(What the task asks):
Where a picture appears, leave it out; copy everything else in the records exactly.

(Extracted material):
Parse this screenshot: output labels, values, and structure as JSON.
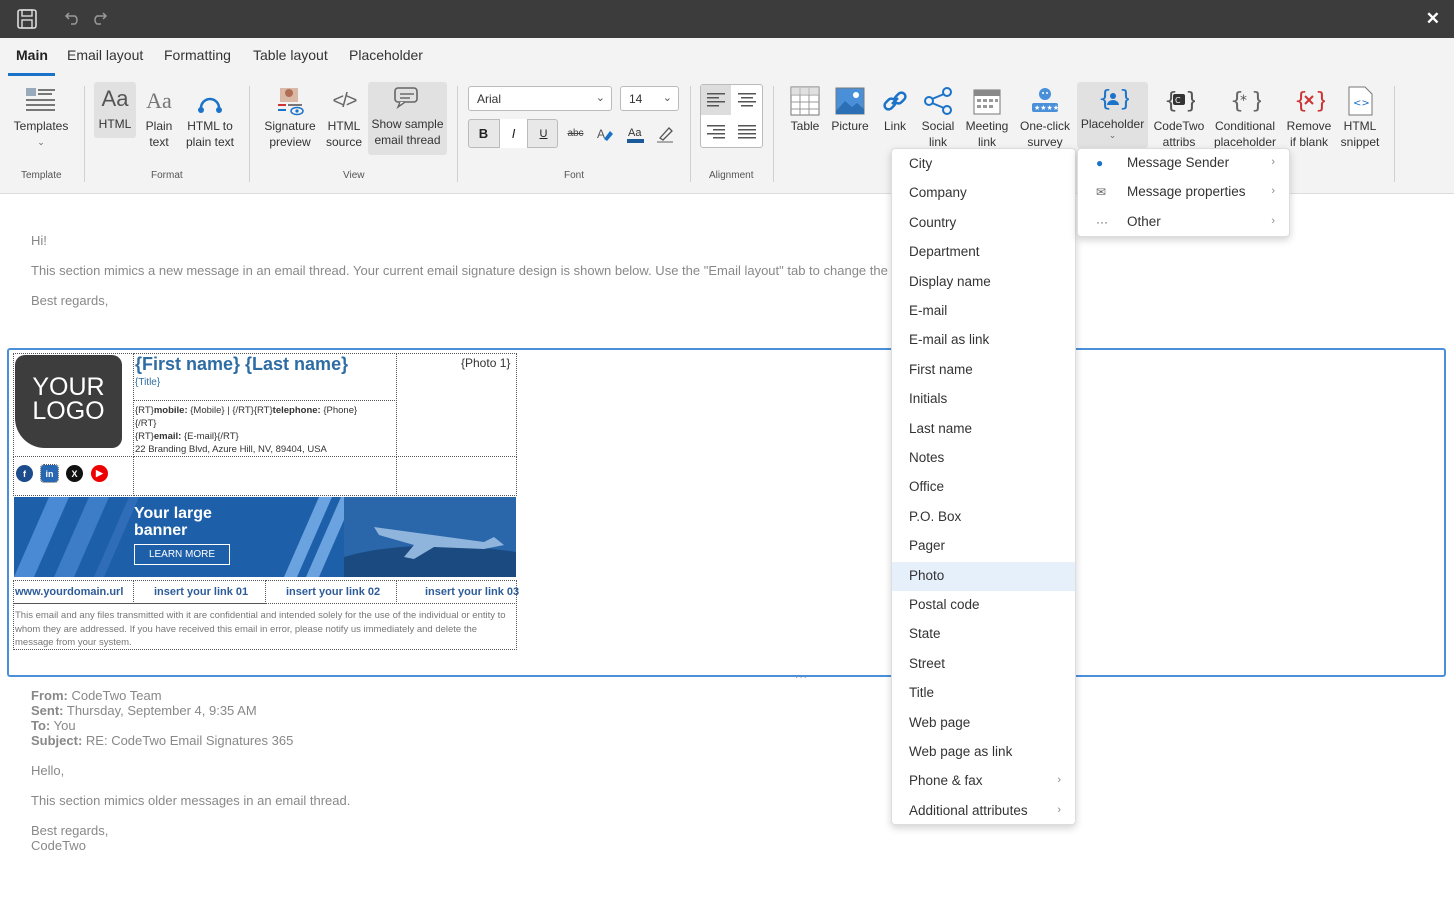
{
  "tabs": [
    "Main",
    "Email layout",
    "Formatting",
    "Table layout",
    "Placeholder"
  ],
  "ribbon": {
    "templates": "Templates",
    "template_group": "Template",
    "html": "HTML",
    "plain_text": [
      "Plain",
      "text"
    ],
    "html_to_plain": [
      "HTML to",
      "plain text"
    ],
    "format_group": "Format",
    "sig_preview": [
      "Signature",
      "preview"
    ],
    "html_source": [
      "HTML",
      "source"
    ],
    "sample_thread": [
      "Show sample",
      "email thread"
    ],
    "view_group": "View",
    "font_name": "Arial",
    "font_size": "14",
    "font_group": "Font",
    "alignment_group": "Alignment",
    "table": "Table",
    "picture": "Picture",
    "link": "Link",
    "social": [
      "Social",
      "link"
    ],
    "meeting": [
      "Meeting",
      "link"
    ],
    "survey": [
      "One-click",
      "survey"
    ],
    "placeholder": "Placeholder",
    "codetwo": [
      "CodeTwo",
      "attribs"
    ],
    "conditional": [
      "Conditional",
      "placeholder"
    ],
    "remove_blank": [
      "Remove",
      "if blank"
    ],
    "snippet": [
      "HTML",
      "snippet"
    ]
  },
  "email_top": {
    "greeting": "Hi!",
    "body": "This section mimics a new message in an email thread. Your current email signature design is shown below. Use the \"Email layout\" tab to change the position of the signature.",
    "closing": "Best regards,"
  },
  "signature": {
    "logo_line1": "YOUR",
    "logo_line2": "LOGO",
    "name": "{First name} {Last name}",
    "title": "{Title}",
    "photo": "{Photo 1}",
    "contact_line1_a": "{RT}",
    "contact_mobile_label": "mobile:",
    "contact_mobile": " {Mobile}  |  {/RT}{RT}",
    "contact_tel_label": "telephone:",
    "contact_tel": " {Phone}",
    "contact_line2": "{/RT}",
    "contact_line3_a": "{RT}",
    "contact_email_label": "email:",
    "contact_email": " {E-mail}{/RT}",
    "address": "22 Branding Blvd, Azure Hill, NV, 89404, USA",
    "banner_title1": "Your large",
    "banner_title2": "banner",
    "banner_button": "LEARN MORE",
    "links": [
      "www.yourdomain.url",
      "insert your link 01",
      "insert your link 02",
      "insert your link 03"
    ],
    "disclaimer": "This email and any files transmitted with it are confidential and intended solely for the use of the individual or entity to whom they are addressed. If you have received this email in error, please notify us immediately and delete the message from your system."
  },
  "email_bottom": {
    "from_label": "From:",
    "from": " CodeTwo Team",
    "sent_label": "Sent:",
    "sent": " Thursday, September 4, 9:35 AM",
    "to_label": "To:",
    "to": " You",
    "subject_label": "Subject:",
    "subject": " RE: CodeTwo Email Signatures 365",
    "hello": "Hello,",
    "body": "This section mimics older messages in an email thread.",
    "regards": "Best regards,",
    "sign": "CodeTwo"
  },
  "placeholder_menu": {
    "items": [
      "City",
      "Company",
      "Country",
      "Department",
      "Display name",
      "E-mail",
      "E-mail as link",
      "First name",
      "Initials",
      "Last name",
      "Notes",
      "Office",
      "P.O. Box",
      "Pager",
      "Photo",
      "Postal code",
      "State",
      "Street",
      "Title",
      "Web page",
      "Web page as link",
      "Phone & fax",
      "Additional attributes"
    ],
    "highlighted": "Photo"
  },
  "submenu": {
    "items": [
      "Message Sender",
      "Message properties",
      "Other"
    ]
  },
  "colors": {
    "accent": "#1a73c9",
    "name_blue": "#2e6da4",
    "banner": "#1d5fa8"
  }
}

(Task response):
Parse this screenshot: output labels, values, and structure as JSON.
{
  "tabs": [
    "Main",
    "Email layout",
    "Formatting",
    "Table layout",
    "Placeholder"
  ],
  "ribbon": {
    "templates": "Templates",
    "template_group": "Template",
    "html": "HTML",
    "plain_text": [
      "Plain",
      "text"
    ],
    "html_to_plain": [
      "HTML to",
      "plain text"
    ],
    "format_group": "Format",
    "sig_preview": [
      "Signature",
      "preview"
    ],
    "html_source": [
      "HTML",
      "source"
    ],
    "sample_thread": [
      "Show sample",
      "email thread"
    ],
    "view_group": "View",
    "font_name": "Arial",
    "font_size": "14",
    "font_group": "Font",
    "alignment_group": "Alignment",
    "table": "Table",
    "picture": "Picture",
    "link": "Link",
    "social": [
      "Social",
      "link"
    ],
    "meeting": [
      "Meeting",
      "link"
    ],
    "survey": [
      "One-click",
      "survey"
    ],
    "placeholder": "Placeholder",
    "codetwo": [
      "CodeTwo",
      "attribs"
    ],
    "conditional": [
      "Conditional",
      "placeholder"
    ],
    "remove_blank": [
      "Remove",
      "if blank"
    ],
    "snippet": [
      "HTML",
      "snippet"
    ]
  },
  "email_top": {
    "greeting": "Hi!",
    "body": "This section mimics a new message in an email thread. Your current email signature design is shown below. Use the \"Email layout\" tab to change the position of the signature.",
    "closing": "Best regards,"
  },
  "signature": {
    "logo_line1": "YOUR",
    "logo_line2": "LOGO",
    "name": "{First name} {Last name}",
    "title": "{Title}",
    "photo": "{Photo 1}",
    "contact_line1_a": "{RT}",
    "contact_mobile_label": "mobile:",
    "contact_mobile": " {Mobile}  |  {/RT}{RT}",
    "contact_tel_label": "telephone:",
    "contact_tel": " {Phone}",
    "contact_line2": "{/RT}",
    "contact_line3_a": "{RT}",
    "contact_email_label": "email:",
    "contact_email": " {E-mail}{/RT}",
    "address": "22 Branding Blvd, Azure Hill, NV, 89404, USA",
    "banner_title1": "Your large",
    "banner_title2": "banner",
    "banner_button": "LEARN MORE",
    "links": [
      "www.yourdomain.url",
      "insert your link 01",
      "insert your link 02",
      "insert your link 03"
    ],
    "disclaimer": "This email and any files transmitted with it are confidential and intended solely for the use of the individual or entity to whom they are addressed. If you have received this email in error, please notify us immediately and delete the message from your system."
  },
  "email_bottom": {
    "from_label": "From:",
    "from": " CodeTwo Team",
    "sent_label": "Sent:",
    "sent": " Thursday, September 4, 9:35 AM",
    "to_label": "To:",
    "to": " You",
    "subject_label": "Subject:",
    "subject": " RE: CodeTwo Email Signatures 365",
    "hello": "Hello,",
    "body": "This section mimics older messages in an email thread.",
    "regards": "Best regards,",
    "sign": "CodeTwo"
  },
  "placeholder_menu": {
    "items": [
      "City",
      "Company",
      "Country",
      "Department",
      "Display name",
      "E-mail",
      "E-mail as link",
      "First name",
      "Initials",
      "Last name",
      "Notes",
      "Office",
      "P.O. Box",
      "Pager",
      "Photo",
      "Postal code",
      "State",
      "Street",
      "Title",
      "Web page",
      "Web page as link",
      "Phone & fax",
      "Additional attributes"
    ],
    "highlighted": "Photo"
  },
  "submenu": {
    "items": [
      "Message Sender",
      "Message properties",
      "Other"
    ]
  },
  "colors": {
    "accent": "#1a73c9",
    "name_blue": "#2e6da4",
    "banner": "#1d5fa8"
  }
}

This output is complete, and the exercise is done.